05-10-2009 12:12 PM
Thanks for answering. Can you people explain what are the practical scenarios in which we use virtual router and where we use logical routers and why?
05-10-2009 03:45 PM
Think of logical routers as a super-set of a virtual router. ie: You can run routing-instances in each logical router.
In general, most tasks are efficiently handled by routing-instances (virtual routers) in JUNOS. However, LRs add a couple features:
note: both LR and routing-instances have exactly the same hardware separation at the data-plane, the difference is 100% control plane. Both LR and VR share the same FIB resources, so a LR will not help control scalability of the number of prefixes or next-hops in hardware.
- a separate copy of RPD, so if there is an issue in one LR, the RPD in another is not affected (process separation)
- CLI partition with user access control: a LR has a different hierarchy in the CLI, and you can restrict users to one or another
- MPLS core protocol separation requires an LR, not just a routing-instance. If you want one Juniper router to behave as two MPLS nodes (ie: separate P and PE functions between two routers), you will need logical routers
- Logical routers are only supported on the M/T/MX series. You cannot use an LR in the J series. I'm also not sure if it's fully supported in the SRX series currently.
- JUNOS feature support in LRs versus the root routing instance is not 100%. There are some things that aren't supported in an LR context. Although this has been a strong focus of development recently, so the gap is narrowing with many releases
- JUNOS requires you to /purchase/ a logical-router right-to-use license per chassis.
* routing-instances are free in JUNOS, logical routers are /NOT/
Also, it's worth pointing out that earlier this year, Juniper renamed the "Logical Router" to the "Logical System" in JUNOS. It's the same feature, but the name has been expanded to support JUNOS devices that aren't necessarily "routers" (such as the EX series, SRX, etc).
Finally, there is a third form of system virtualization called the Hardware Logical Router, or "Protected System Domain". This is something that is only supported on the T series currently, and requires an external control plane chassis called the JCS, or "Juniper Control System". This allows for both data-plane and control-plane separation between logical routers, and also dedicates a separate routing-engine (CPU complex, route-processor) for each protected system domain (PSD). One of the biggest advantages of a PSD is that each PSD has its own scaling numbers, and is also a descrete maintenance domain.
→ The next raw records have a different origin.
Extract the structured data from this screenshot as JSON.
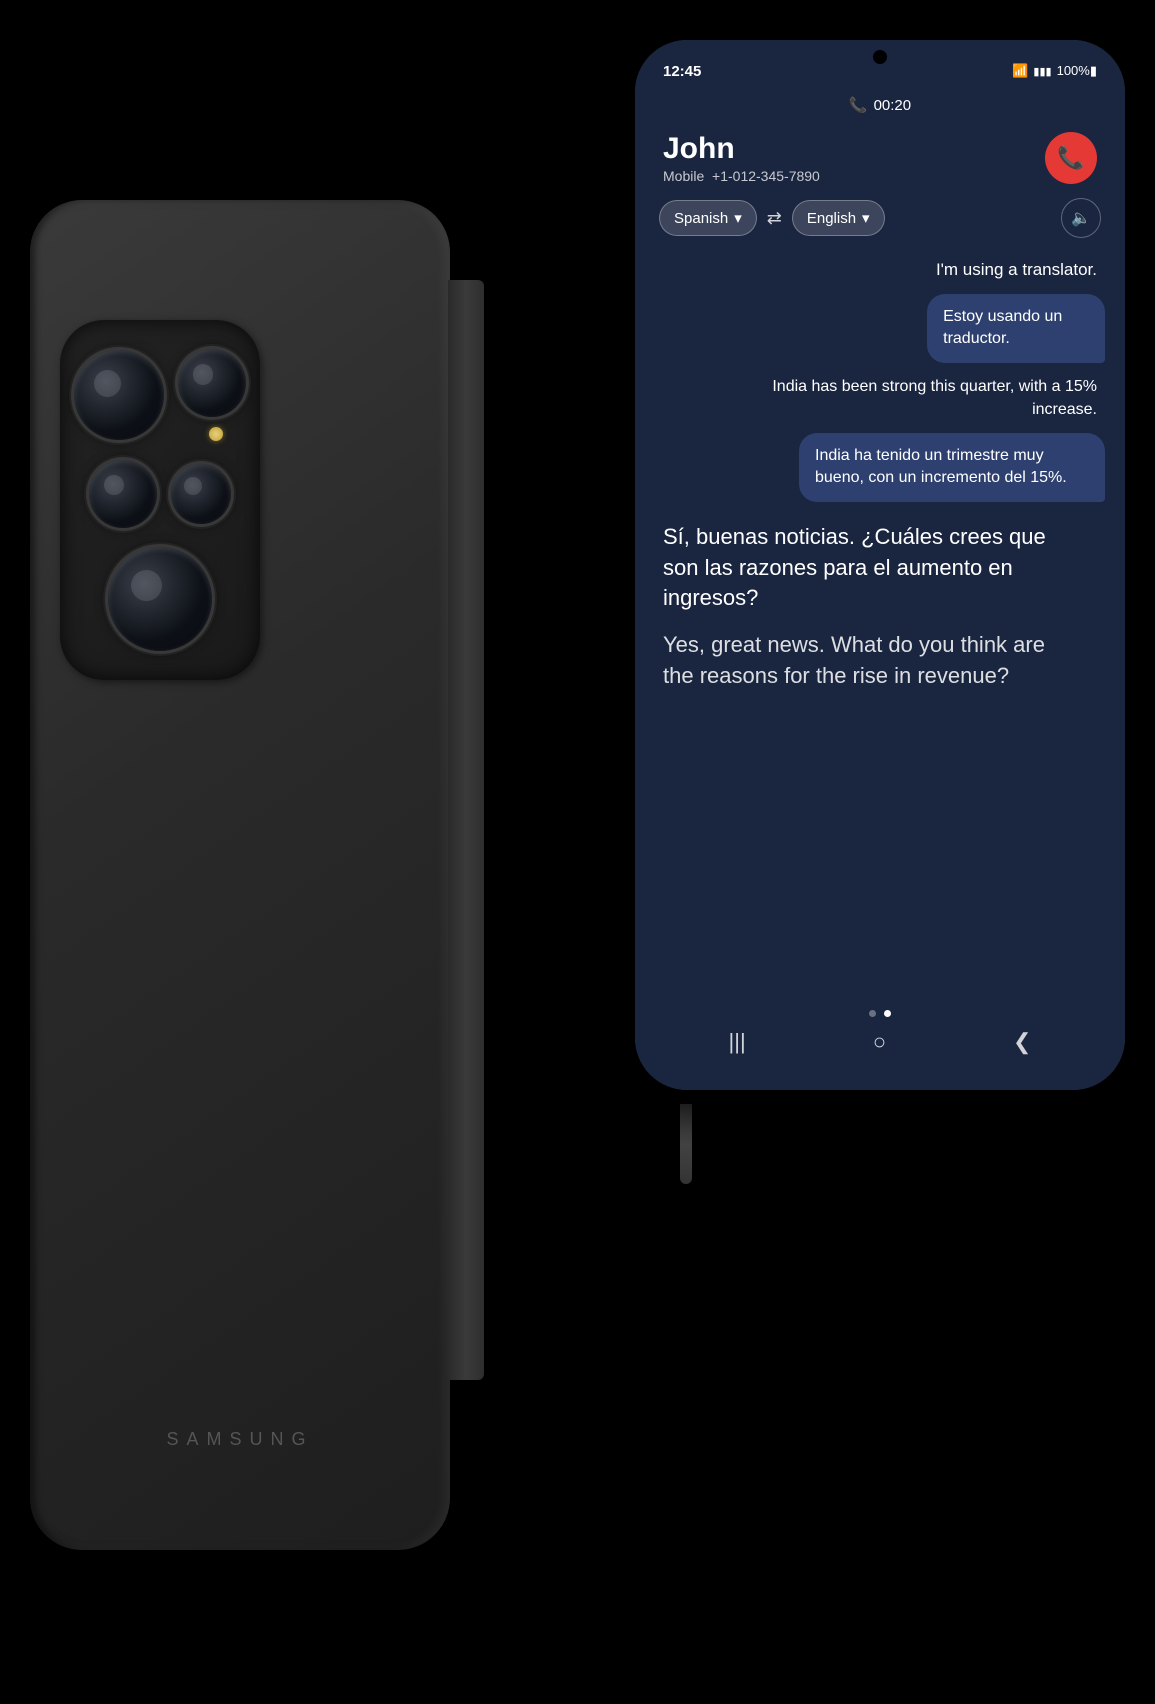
{
  "scene": {
    "background": "#000000"
  },
  "back_phone": {
    "brand": "SAMSUNG",
    "camera_lenses": [
      "main",
      "telephoto",
      "ultrawide",
      "periscope"
    ],
    "color": "#2a2a2a"
  },
  "front_phone": {
    "status_bar": {
      "time": "12:45",
      "battery": "100%",
      "signal": "WiFi + 4G"
    },
    "call": {
      "duration": "00:20",
      "caller_name": "John",
      "caller_label": "Mobile",
      "caller_number": "+1-012-345-7890",
      "end_call_label": "✆"
    },
    "language_bar": {
      "source_lang": "Spanish",
      "target_lang": "English",
      "swap_label": "⇄",
      "speaker_label": "🔊"
    },
    "messages": [
      {
        "id": 1,
        "side": "right",
        "type": "normal",
        "text": "I'm using a translator."
      },
      {
        "id": 2,
        "side": "right",
        "type": "translated",
        "text": "Estoy usando un traductor."
      },
      {
        "id": 3,
        "side": "right",
        "type": "normal",
        "text": "India has been strong this quarter, with a 15% increase."
      },
      {
        "id": 4,
        "side": "right",
        "type": "translated",
        "text": "India ha tenido un trimestre muy bueno, con un incremento del 15%."
      },
      {
        "id": 5,
        "side": "left",
        "type": "large",
        "text": "Sí, buenas noticias. ¿Cuáles crees que son las razones para el aumento en ingresos?"
      },
      {
        "id": 6,
        "side": "left",
        "type": "large-translated",
        "text": "Yes, great news. What do you think are the reasons for the rise in revenue?"
      }
    ],
    "nav": {
      "dots": [
        "inactive",
        "active"
      ],
      "back_btn": "❮",
      "home_btn": "○",
      "recents_btn": "|||"
    }
  }
}
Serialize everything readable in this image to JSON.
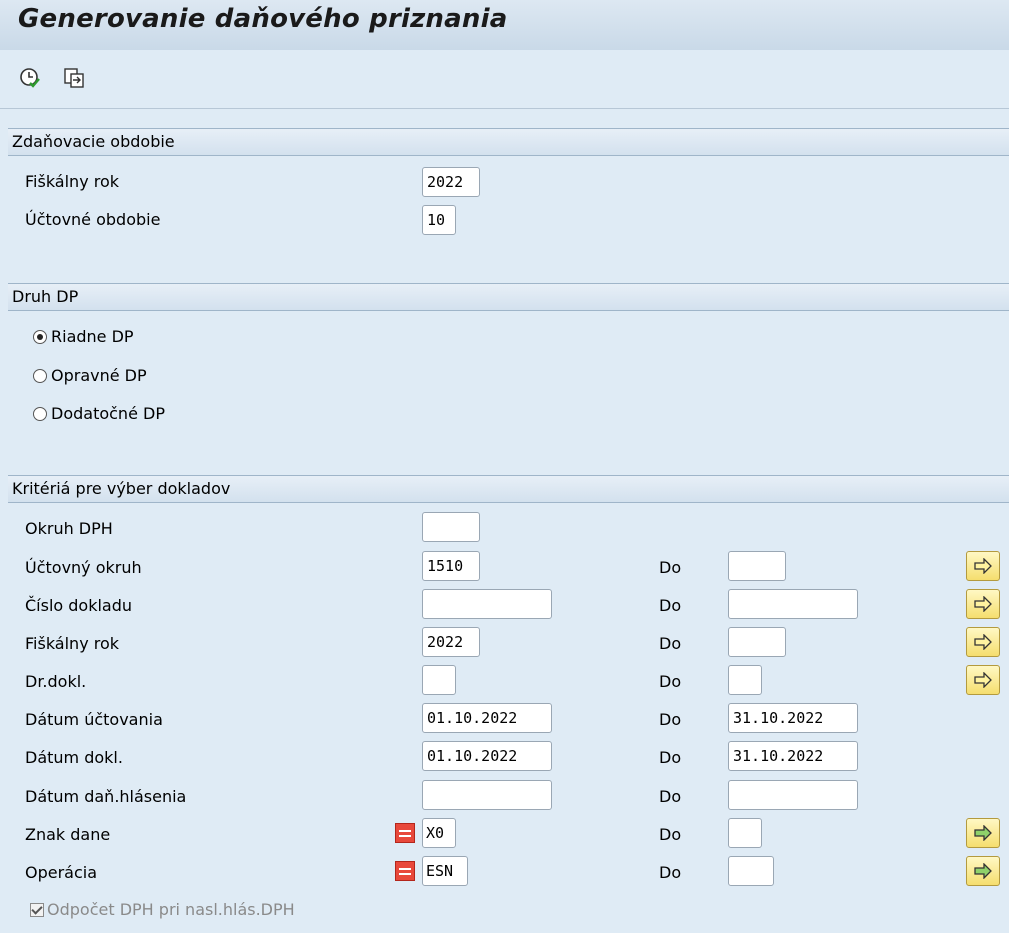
{
  "window": {
    "title": "Generovanie daňového priznania"
  },
  "toolbar": {
    "execute_icon": "execute-clock-icon",
    "variant_icon": "get-variant-icon"
  },
  "period": {
    "header": "Zdaňovacie obdobie",
    "fiscal_year_label": "Fiškálny rok",
    "fiscal_year_value": "2022",
    "posting_period_label": "Účtovné obdobie",
    "posting_period_value": "10"
  },
  "return_type": {
    "header": "Druh DP",
    "options": [
      "Riadne DP",
      "Opravné DP",
      "Dodatočné DP"
    ],
    "selected": "Riadne DP"
  },
  "criteria": {
    "header": "Kritériá pre výber dokladov",
    "to_label": "Do",
    "rows": [
      {
        "label": "Okruh DPH",
        "from": "",
        "to": ""
      },
      {
        "label": "Účtovný okruh",
        "from": "1510",
        "to": ""
      },
      {
        "label": "Číslo dokladu",
        "from": "",
        "to": ""
      },
      {
        "label": "Fiškálny rok",
        "from": "2022",
        "to": ""
      },
      {
        "label": "Dr.dokl.",
        "from": "",
        "to": ""
      },
      {
        "label": "Dátum účtovania",
        "from": "01.10.2022",
        "to": "31.10.2022"
      },
      {
        "label": "Dátum dokl.",
        "from": "01.10.2022",
        "to": "31.10.2022"
      },
      {
        "label": "Dátum daň.hlásenia",
        "from": "",
        "to": ""
      },
      {
        "label": "Znak dane",
        "from": "X0",
        "to": ""
      },
      {
        "label": "Operácia",
        "from": "ESN",
        "to": ""
      }
    ],
    "checkbox_label": "Odpočet DPH pri nasl.hlás.DPH",
    "checkbox_checked": true
  },
  "colors": {
    "background": "#dfebf5",
    "multi_button": "#f5de6e",
    "equals_icon": "#e8483b"
  }
}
For instance, you can upgrade the version of JUNOS in one PSD, while the other PSDs remain unaffected (this includes updating the firmware on the associated linecards and PICs).
In terms of applications:
Simple routing-instances (virtual routers) are normally used for most tasks when you need to separate routing, such as MPLS L3VPN (private IP services), or simply mutiple route table support (what cisco calls VRF-lite, or Multi-VRF).
Logical routers are normally used when you are taking the functions of two descrete routers, and collapsing them into a single chassis. Think of a provider PoP where you may have one pair of routers for external peering, and another pair of routers for backbone connectivity to the provider's core network. In this case, you could leverage the Logical Router (aka: Logical System) support to make one instance of an internal core router and one instance of an edge peering router in the same chassis. The advantage is that they are still run as two separate processes and can have different user permissions.